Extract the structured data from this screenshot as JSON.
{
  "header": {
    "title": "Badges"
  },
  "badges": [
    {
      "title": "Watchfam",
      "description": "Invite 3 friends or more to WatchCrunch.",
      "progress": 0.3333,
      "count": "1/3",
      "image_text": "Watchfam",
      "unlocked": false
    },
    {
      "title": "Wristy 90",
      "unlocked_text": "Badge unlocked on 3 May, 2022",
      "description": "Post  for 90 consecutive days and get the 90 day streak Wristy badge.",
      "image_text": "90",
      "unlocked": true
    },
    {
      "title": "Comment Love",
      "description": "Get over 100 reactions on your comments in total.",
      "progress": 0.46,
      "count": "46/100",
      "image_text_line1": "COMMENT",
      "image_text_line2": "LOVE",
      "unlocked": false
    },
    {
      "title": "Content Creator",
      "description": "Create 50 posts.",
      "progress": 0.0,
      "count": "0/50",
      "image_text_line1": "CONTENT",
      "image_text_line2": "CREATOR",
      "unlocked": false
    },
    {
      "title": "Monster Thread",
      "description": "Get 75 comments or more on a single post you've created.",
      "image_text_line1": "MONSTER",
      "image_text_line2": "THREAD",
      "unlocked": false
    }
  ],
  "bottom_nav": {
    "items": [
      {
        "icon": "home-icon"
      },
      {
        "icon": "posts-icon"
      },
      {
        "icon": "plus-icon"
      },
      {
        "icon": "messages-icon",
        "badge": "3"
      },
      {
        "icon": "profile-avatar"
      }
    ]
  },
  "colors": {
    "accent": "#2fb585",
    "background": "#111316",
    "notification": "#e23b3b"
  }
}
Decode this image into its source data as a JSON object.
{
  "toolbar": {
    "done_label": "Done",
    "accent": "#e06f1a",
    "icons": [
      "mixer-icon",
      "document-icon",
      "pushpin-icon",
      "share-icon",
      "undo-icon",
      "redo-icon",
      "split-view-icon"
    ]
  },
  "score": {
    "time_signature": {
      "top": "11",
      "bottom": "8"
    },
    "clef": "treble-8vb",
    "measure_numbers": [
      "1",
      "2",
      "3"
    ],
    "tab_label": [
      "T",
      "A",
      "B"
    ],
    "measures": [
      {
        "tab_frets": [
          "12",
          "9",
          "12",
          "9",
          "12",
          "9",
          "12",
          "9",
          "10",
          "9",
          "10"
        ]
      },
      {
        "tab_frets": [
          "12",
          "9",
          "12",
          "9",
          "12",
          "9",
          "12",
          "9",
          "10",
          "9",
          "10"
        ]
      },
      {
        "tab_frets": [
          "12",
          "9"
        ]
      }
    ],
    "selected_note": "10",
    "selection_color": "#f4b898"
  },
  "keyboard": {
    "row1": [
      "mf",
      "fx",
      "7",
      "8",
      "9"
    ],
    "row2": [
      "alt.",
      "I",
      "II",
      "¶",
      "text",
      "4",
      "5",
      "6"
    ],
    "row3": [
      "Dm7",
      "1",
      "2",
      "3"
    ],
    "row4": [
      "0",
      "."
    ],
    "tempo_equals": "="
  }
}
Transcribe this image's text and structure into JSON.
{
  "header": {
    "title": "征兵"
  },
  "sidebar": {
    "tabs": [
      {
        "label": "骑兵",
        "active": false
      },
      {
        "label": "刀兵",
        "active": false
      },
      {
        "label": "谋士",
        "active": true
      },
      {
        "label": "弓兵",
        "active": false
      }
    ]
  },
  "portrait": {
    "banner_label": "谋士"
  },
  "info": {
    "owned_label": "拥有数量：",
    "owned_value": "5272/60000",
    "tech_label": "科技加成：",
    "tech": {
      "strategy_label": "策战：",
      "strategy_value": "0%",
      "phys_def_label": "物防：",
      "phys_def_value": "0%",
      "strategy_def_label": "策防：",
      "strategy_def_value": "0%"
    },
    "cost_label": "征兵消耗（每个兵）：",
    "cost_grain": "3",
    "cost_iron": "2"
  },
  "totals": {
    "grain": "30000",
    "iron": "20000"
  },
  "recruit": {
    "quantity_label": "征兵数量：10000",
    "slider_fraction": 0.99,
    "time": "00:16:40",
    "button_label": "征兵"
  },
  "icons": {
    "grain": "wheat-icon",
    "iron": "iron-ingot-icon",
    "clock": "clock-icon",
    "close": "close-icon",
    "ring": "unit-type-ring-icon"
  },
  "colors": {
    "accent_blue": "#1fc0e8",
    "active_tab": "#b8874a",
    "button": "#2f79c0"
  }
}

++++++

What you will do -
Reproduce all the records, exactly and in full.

Result -
Extract the structured data from this screenshot as JSON.
{
  "header": {
    "title": "Badges"
  },
  "badges": [
    {
      "title": "Watchfam",
      "description": "Invite 3 friends or more to WatchCrunch.",
      "progress": 0.3333,
      "count": "1/3",
      "image_text": "Watchfam",
      "unlocked": false
    },
    {
      "title": "Wristy 90",
      "unlocked_text": "Badge unlocked on 3 May, 2022",
      "description": "Post  for 90 consecutive days and get the 90 day streak Wristy badge.",
      "image_text": "90",
      "unlocked": true
    },
    {
      "title": "Comment Love",
      "description": "Get over 100 reactions on your comments in total.",
      "progress": 0.46,
      "count": "46/100",
      "image_text_line1": "COMMENT",
      "image_text_line2": "LOVE",
      "unlocked": false
    },
    {
      "title": "Content Creator",
      "description": "Create 50 posts.",
      "progress": 0.0,
      "count": "0/50",
      "image_text_line1": "CONTENT",
      "image_text_line2": "CREATOR",
      "unlocked": false
    },
    {
      "title": "Monster Thread",
      "description": "Get 75 comments or more on a single post you've created.",
      "image_text_line1": "MONSTER",
      "image_text_line2": "THREAD",
      "unlocked": false
    }
  ],
  "bottom_nav": {
    "items": [
      {
        "icon": "home-icon"
      },
      {
        "icon": "posts-icon"
      },
      {
        "icon": "plus-icon"
      },
      {
        "icon": "messages-icon",
        "badge": "3"
      },
      {
        "icon": "profile-avatar"
      }
    ]
  },
  "colors": {
    "accent": "#2fb585",
    "background": "#111316",
    "notification": "#e23b3b"
  }
}
Decode this image into its source data as a JSON object.
{
  "toolbar": {
    "done_label": "Done",
    "accent": "#e06f1a",
    "icons": [
      "mixer-icon",
      "document-icon",
      "pushpin-icon",
      "share-icon",
      "undo-icon",
      "redo-icon",
      "split-view-icon"
    ]
  },
  "score": {
    "time_signature": {
      "top": "11",
      "bottom": "8"
    },
    "clef": "treble-8vb",
    "measure_numbers": [
      "1",
      "2",
      "3"
    ],
    "tab_label": [
      "T",
      "A",
      "B"
    ],
    "measures": [
      {
        "tab_frets": [
          "12",
          "9",
          "12",
          "9",
          "12",
          "9",
          "12",
          "9",
          "10",
          "9",
          "10"
        ]
      },
      {
        "tab_frets": [
          "12",
          "9",
          "12",
          "9",
          "12",
          "9",
          "12",
          "9",
          "10",
          "9",
          "10"
        ]
      },
      {
        "tab_frets": [
          "12",
          "9"
        ]
      }
    ],
    "selected_note": "10",
    "selection_color": "#f4b898"
  },
  "keyboard": {
    "row1": [
      "mf",
      "fx",
      "7",
      "8",
      "9"
    ],
    "row2": [
      "alt.",
      "I",
      "II",
      "¶",
      "text",
      "4",
      "5",
      "6"
    ],
    "row3": [
      "Dm7",
      "1",
      "2",
      "3"
    ],
    "row4": [
      "0",
      "."
    ],
    "tempo_equals": "="
  }
}
Transcribe this image's text and structure into JSON.
{
  "header": {
    "title": "征兵"
  },
  "sidebar": {
    "tabs": [
      {
        "label": "骑兵",
        "active": false
      },
      {
        "label": "刀兵",
        "active": false
      },
      {
        "label": "谋士",
        "active": true
      },
      {
        "label": "弓兵",
        "active": false
      }
    ]
  },
  "portrait": {
    "banner_label": "谋士"
  },
  "info": {
    "owned_label": "拥有数量：",
    "owned_value": "5272/60000",
    "tech_label": "科技加成：",
    "tech": {
      "strategy_label": "策战：",
      "strategy_value": "0%",
      "phys_def_label": "物防：",
      "phys_def_value": "0%",
      "strategy_def_label": "策防：",
      "strategy_def_value": "0%"
    },
    "cost_label": "征兵消耗（每个兵）：",
    "cost_grain": "3",
    "cost_iron": "2"
  },
  "totals": {
    "grain": "30000",
    "iron": "20000"
  },
  "recruit": {
    "quantity_label": "征兵数量：10000",
    "slider_fraction": 0.99,
    "time": "00:16:40",
    "button_label": "征兵"
  },
  "icons": {
    "grain": "wheat-icon",
    "iron": "iron-ingot-icon",
    "clock": "clock-icon",
    "close": "close-icon",
    "ring": "unit-type-ring-icon"
  },
  "colors": {
    "accent_blue": "#1fc0e8",
    "active_tab": "#b8874a",
    "button": "#2f79c0"
  }
}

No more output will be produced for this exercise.